*** Begin section ***

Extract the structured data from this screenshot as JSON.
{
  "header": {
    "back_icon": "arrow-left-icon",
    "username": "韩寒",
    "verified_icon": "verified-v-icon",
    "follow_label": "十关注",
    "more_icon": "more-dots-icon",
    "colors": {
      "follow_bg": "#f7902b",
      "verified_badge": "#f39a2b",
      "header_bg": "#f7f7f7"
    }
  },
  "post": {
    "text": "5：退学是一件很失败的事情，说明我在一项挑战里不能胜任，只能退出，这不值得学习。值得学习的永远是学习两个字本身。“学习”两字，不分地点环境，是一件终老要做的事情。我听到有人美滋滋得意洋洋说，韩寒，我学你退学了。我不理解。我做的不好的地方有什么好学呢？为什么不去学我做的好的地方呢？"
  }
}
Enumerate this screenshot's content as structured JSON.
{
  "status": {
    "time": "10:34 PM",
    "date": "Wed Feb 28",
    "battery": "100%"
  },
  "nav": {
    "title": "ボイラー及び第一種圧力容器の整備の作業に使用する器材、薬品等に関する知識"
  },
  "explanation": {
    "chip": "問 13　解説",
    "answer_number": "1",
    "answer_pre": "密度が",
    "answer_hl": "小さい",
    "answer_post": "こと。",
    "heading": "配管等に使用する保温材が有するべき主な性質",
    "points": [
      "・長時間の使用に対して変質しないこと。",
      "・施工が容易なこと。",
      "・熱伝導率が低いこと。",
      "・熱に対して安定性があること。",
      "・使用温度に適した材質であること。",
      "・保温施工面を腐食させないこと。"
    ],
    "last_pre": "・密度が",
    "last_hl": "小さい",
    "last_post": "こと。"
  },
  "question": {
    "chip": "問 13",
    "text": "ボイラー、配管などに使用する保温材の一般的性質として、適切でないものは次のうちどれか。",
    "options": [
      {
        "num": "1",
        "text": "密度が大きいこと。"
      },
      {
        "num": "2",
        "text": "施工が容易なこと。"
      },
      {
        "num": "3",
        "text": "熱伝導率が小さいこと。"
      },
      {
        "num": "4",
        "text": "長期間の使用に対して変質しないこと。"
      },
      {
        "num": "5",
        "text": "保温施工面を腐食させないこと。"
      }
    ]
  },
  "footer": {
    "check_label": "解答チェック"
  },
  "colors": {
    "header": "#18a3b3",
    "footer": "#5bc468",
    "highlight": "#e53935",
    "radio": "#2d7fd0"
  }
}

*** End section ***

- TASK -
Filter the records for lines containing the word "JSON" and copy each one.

- SOLUTION BELOW -
Extract the structured data from this screenshot as JSON.
Enumerate this screenshot's content as structured JSON.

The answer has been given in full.